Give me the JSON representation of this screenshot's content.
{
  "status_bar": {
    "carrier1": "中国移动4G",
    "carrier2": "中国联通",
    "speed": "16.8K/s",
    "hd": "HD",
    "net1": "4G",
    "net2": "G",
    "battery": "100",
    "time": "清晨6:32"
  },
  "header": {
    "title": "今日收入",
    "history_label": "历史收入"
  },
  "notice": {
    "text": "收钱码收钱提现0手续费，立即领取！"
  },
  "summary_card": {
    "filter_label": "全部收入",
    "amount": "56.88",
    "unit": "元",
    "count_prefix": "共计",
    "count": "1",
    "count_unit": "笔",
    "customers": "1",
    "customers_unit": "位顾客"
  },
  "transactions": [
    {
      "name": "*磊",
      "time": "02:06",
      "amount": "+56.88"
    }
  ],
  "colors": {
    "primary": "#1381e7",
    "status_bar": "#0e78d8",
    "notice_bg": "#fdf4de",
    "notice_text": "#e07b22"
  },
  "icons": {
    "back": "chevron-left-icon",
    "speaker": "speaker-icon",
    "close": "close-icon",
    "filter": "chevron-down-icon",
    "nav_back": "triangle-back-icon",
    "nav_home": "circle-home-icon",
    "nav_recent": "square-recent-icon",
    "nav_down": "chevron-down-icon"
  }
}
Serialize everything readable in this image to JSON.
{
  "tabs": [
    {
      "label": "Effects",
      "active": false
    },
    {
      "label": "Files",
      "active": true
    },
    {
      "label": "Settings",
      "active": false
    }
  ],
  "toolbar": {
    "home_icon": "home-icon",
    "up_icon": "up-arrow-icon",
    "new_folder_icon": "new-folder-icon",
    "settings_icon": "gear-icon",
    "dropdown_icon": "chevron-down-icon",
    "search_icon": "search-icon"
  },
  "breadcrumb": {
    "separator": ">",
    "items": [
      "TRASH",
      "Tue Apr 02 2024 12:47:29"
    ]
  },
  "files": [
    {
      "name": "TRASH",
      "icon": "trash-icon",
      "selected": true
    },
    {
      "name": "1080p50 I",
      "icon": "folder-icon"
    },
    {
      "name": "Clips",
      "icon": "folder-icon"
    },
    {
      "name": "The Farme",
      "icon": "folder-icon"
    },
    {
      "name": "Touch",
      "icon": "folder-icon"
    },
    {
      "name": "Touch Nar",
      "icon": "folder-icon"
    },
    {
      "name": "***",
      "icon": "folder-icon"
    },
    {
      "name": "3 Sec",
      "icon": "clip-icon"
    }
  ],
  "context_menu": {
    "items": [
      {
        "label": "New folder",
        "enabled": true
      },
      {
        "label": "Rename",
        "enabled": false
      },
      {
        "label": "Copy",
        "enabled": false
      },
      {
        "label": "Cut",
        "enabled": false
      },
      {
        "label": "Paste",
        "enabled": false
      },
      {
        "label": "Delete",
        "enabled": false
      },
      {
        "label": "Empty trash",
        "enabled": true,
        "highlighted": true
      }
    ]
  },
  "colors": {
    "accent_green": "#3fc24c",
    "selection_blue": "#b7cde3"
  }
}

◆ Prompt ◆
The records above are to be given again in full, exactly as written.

◆ Answer for this exercise ◆
Give me the JSON representation of this screenshot's content.
{
  "status_bar": {
    "carrier1": "中国移动4G",
    "carrier2": "中国联通",
    "speed": "16.8K/s",
    "hd": "HD",
    "net1": "4G",
    "net2": "G",
    "battery": "100",
    "time": "清晨6:32"
  },
  "header": {
    "title": "今日收入",
    "history_label": "历史收入"
  },
  "notice": {
    "text": "收钱码收钱提现0手续费，立即领取！"
  },
  "summary_card": {
    "filter_label": "全部收入",
    "amount": "56.88",
    "unit": "元",
    "count_prefix": "共计",
    "count": "1",
    "count_unit": "笔",
    "customers": "1",
    "customers_unit": "位顾客"
  },
  "transactions": [
    {
      "name": "*磊",
      "time": "02:06",
      "amount": "+56.88"
    }
  ],
  "colors": {
    "primary": "#1381e7",
    "status_bar": "#0e78d8",
    "notice_bg": "#fdf4de",
    "notice_text": "#e07b22"
  },
  "icons": {
    "back": "chevron-left-icon",
    "speaker": "speaker-icon",
    "close": "close-icon",
    "filter": "chevron-down-icon",
    "nav_back": "triangle-back-icon",
    "nav_home": "circle-home-icon",
    "nav_recent": "square-recent-icon",
    "nav_down": "chevron-down-icon"
  }
}
Serialize everything readable in this image to JSON.
{
  "tabs": [
    {
      "label": "Effects",
      "active": false
    },
    {
      "label": "Files",
      "active": true
    },
    {
      "label": "Settings",
      "active": false
    }
  ],
  "toolbar": {
    "home_icon": "home-icon",
    "up_icon": "up-arrow-icon",
    "new_folder_icon": "new-folder-icon",
    "settings_icon": "gear-icon",
    "dropdown_icon": "chevron-down-icon",
    "search_icon": "search-icon"
  },
  "breadcrumb": {
    "separator": ">",
    "items": [
      "TRASH",
      "Tue Apr 02 2024 12:47:29"
    ]
  },
  "files": [
    {
      "name": "TRASH",
      "icon": "trash-icon",
      "selected": true
    },
    {
      "name": "1080p50 I",
      "icon": "folder-icon"
    },
    {
      "name": "Clips",
      "icon": "folder-icon"
    },
    {
      "name": "The Farme",
      "icon": "folder-icon"
    },
    {
      "name": "Touch",
      "icon": "folder-icon"
    },
    {
      "name": "Touch Nar",
      "icon": "folder-icon"
    },
    {
      "name": "***",
      "icon": "folder-icon"
    },
    {
      "name": "3 Sec",
      "icon": "clip-icon"
    }
  ],
  "context_menu": {
    "items": [
      {
        "label": "New folder",
        "enabled": true
      },
      {
        "label": "Rename",
        "enabled": false
      },
      {
        "label": "Copy",
        "enabled": false
      },
      {
        "label": "Cut",
        "enabled": false
      },
      {
        "label": "Paste",
        "enabled": false
      },
      {
        "label": "Delete",
        "enabled": false
      },
      {
        "label": "Empty trash",
        "enabled": true,
        "highlighted": true
      }
    ]
  },
  "colors": {
    "accent_green": "#3fc24c",
    "selection_blue": "#b7cde3"
  }
}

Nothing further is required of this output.